China virus death toll nears 1,400, six health workers among victims
The death toll from China's virus epidemic neared 1,400 on Friday with six medical workers among the victims, underscoring the country's struggle to contain a deepening health crisis.
Nearly 64,000 people are now recorded as having fallen ill from the virus in China, with officials revealing that 1,716 health workers had been infected as of Tuesday.
The grim figure comes a week after an outpouring of grief and public anger over the death of a whistleblowing doctor who had been reprimanded and silenced by police after raising the alarm about the virus in December.
The scale of the epidemic swelled this week after authorities in central Hubei province, the epicenter of the contagion, changed their criteria to count the number of cases, adding thousands of new patients to their tally.
The health emergency in China has caused fears of more global contagion, with more than two-dozen countries reporting hundreds of cases among them. Three people have died outside mainland China.
The United States accused China of lacking transparency.
The majority of cases of infections among health workers was in Hubei's capital, Wuhan, where many have lacked proper masks and gear to protect themselves in hospitals dealing with a deluge of patients.
Some 80,000 medical workers were involved in combatting the epidemic in Wuhan, the city government said earlier this month.
After the death of whistleblower Li Wenliang, a 34-year-old ophthalmologist in Wuhan, 10 academics circulated an open letter calling for political reform and freedom of speech in the Communist-ruled country.
Under criticism over the handling of the crisis, China's Communist Party sacked two top-ranking officials in Hubei and replaced them with senior cadres with security backgrounds.
Authorities in Hubei province on Thursday started counting patients who were "clinically diagnosed" via lung imaging, in addition to those who undergo lab tests.
The revision added nearly 15,000 patients to Hubei's count in a single day, with officials explaining that past cases were included. The first cases emerged in December in Wuhan.
On Friday, Hubei's health commission said another 116 people had died and more than 4,800 new cases were reported. Of those cases, more than 3,000 were "clinically diagnosed".
The WHO said the numbers included cases going back weeks.
The sharp one-day increase "does not represent a significant change in the trajectory of the outbreak," said Michael Ryan, head of WHO's health emergency program.
The move will ensure patients get treated as early as possible, instead of having to wait for laboratory tests, health officials said.
"There have been some backlogs in testing and this is also going to help in ensuring that people get adequate care," Ryan said.
The National Health Commission said the new criteria would only apply to Hubei.
The commission reported five other deaths and 217 new cases elsewhere in China, as the number of new patients outside Hubei fell for a 10th straight day.
It also disclosed a statistical error, saying it removed 108 previous deaths in Hubei that had been double-counted.
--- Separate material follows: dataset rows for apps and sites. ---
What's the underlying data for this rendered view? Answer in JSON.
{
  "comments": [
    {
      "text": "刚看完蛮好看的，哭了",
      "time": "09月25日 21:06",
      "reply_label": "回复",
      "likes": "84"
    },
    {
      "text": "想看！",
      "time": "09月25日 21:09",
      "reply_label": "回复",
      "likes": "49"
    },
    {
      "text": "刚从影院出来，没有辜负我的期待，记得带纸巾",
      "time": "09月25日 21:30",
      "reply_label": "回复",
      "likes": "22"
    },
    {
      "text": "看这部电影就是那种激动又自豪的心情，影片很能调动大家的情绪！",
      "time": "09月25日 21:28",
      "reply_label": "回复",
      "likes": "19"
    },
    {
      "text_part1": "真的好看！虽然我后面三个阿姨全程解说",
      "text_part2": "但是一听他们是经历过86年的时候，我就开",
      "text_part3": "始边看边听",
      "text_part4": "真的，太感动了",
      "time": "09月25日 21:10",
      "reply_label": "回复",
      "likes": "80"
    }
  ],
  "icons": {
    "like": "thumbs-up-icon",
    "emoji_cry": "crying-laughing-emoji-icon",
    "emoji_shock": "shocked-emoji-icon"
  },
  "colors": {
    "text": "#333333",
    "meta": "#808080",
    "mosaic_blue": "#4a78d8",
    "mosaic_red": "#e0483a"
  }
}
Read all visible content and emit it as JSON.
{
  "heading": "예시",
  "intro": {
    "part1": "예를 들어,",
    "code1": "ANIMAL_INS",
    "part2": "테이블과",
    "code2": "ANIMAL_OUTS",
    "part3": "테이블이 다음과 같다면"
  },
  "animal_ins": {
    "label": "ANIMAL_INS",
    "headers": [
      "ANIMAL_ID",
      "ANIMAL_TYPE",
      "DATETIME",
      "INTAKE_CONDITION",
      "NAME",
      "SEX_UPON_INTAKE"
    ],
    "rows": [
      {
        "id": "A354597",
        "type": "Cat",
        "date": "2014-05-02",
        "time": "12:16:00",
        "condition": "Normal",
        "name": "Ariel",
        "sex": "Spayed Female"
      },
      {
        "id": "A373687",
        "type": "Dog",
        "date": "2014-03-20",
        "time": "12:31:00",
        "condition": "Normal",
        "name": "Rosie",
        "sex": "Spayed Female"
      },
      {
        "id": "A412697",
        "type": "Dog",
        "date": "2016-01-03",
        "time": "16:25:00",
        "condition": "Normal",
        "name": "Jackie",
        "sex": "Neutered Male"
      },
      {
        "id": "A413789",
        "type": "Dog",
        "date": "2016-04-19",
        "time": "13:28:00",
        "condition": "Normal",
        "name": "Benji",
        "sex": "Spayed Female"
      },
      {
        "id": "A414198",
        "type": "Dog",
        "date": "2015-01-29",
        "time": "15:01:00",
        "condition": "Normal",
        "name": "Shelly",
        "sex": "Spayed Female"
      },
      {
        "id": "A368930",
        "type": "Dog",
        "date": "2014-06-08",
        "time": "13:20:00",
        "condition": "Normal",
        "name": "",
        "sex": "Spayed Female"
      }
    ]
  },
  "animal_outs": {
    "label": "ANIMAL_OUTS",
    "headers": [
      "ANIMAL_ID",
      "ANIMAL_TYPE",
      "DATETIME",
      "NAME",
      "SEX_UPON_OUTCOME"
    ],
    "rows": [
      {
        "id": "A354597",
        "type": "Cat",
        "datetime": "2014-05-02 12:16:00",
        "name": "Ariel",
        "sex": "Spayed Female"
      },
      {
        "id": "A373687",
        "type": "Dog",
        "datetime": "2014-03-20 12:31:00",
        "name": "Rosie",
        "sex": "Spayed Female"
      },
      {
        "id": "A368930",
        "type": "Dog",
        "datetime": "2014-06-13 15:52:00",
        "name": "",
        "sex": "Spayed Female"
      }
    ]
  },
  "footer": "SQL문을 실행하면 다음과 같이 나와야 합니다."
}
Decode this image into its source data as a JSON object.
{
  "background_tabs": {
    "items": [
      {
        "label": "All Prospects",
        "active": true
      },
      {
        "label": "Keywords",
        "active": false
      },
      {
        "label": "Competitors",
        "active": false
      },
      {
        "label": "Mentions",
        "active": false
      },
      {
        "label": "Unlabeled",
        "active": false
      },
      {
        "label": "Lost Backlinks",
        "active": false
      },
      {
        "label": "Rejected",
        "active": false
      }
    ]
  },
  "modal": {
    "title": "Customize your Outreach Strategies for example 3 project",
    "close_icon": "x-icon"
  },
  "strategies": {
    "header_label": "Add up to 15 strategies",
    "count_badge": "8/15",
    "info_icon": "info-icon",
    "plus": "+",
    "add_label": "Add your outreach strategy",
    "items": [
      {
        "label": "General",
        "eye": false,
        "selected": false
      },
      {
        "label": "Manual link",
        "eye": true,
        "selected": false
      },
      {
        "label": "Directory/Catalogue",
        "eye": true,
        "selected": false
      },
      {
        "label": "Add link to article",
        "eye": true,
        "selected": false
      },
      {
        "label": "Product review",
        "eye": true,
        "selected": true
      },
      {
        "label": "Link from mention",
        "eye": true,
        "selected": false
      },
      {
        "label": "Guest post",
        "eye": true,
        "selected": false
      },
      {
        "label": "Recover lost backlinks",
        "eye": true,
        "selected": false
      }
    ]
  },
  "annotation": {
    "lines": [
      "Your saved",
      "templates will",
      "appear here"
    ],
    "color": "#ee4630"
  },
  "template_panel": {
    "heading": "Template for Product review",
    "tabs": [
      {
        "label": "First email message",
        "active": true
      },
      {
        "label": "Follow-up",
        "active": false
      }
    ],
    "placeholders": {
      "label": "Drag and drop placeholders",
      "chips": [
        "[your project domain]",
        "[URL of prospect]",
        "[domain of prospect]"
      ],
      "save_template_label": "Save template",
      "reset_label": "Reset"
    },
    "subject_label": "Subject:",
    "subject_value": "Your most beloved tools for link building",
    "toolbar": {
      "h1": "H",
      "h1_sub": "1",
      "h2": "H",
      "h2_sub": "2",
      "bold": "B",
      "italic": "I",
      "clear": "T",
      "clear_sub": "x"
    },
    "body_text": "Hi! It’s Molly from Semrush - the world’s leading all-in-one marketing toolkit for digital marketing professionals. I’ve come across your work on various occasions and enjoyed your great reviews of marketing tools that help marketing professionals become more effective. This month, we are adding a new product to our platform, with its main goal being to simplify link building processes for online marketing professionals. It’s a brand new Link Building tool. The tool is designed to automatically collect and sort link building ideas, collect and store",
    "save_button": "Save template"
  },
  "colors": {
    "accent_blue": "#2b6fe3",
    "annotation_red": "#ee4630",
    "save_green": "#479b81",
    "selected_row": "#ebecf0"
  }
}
The nationwide toll still rose to 1,380.
Authorities have placed some 56 million people in Hubei under quarantine since late last month, in an unprecedented effort to stop the new coronavirus from spreading.
Some cities in Hubei tightened restrictions this week, sealing off neighborhoods in what they liken to "war-time" measures.
Authorities have scrambled to deploy protective equipment to Wuhan's hospitals, where doctors and nurses have been overwhelmed by an ever-growing number of patients.
The government has also built two field hospitals within two weeks and converted public buildings into makeshift clinics to relieve Wuhan's hospitals.
While the WHO has praised China's handling of the epidemic -- in contrast to its cover-up of the SARS outbreak in 2002-2003 -- a top White House official on Thursday said Beijing should be more open.
"We are a little disappointed that we haven't been invited in and we're a little disappointed in the lack of transparency coming from the Chinese," Larry Kudlow, the director of the National Economic Council, told reporters.
Kudlow said President Xi Jinping had assured President Donald Trump that Beijing would accept US help, but "they won't let us".
Kudlow's comments contrasted with Trump's apparent confidence in China, with the US leader telling a radio show that Xi is "extremely capable" and that the US was "working with them" and "sending a lot of people".
Chinese foreign ministry spokesman Geng Shuang said Beijing has had an "open and transparent attitude" with the global community since the start of the epidemic.
"The Chinese side has always a positive, open attitude toward cooperation with the US side," Geng told reporters, adding that US and Chinese health departments have maintained close communication and exchanged epidemic information in a "timely manner".
Several countries have banned arrivals from China, while major airlines have halted flights to and from the country.
The US State Department said it was "deeply concerned" about the vulnerability of China's northern neighbor, North Korea, and offered to support aid work in the country.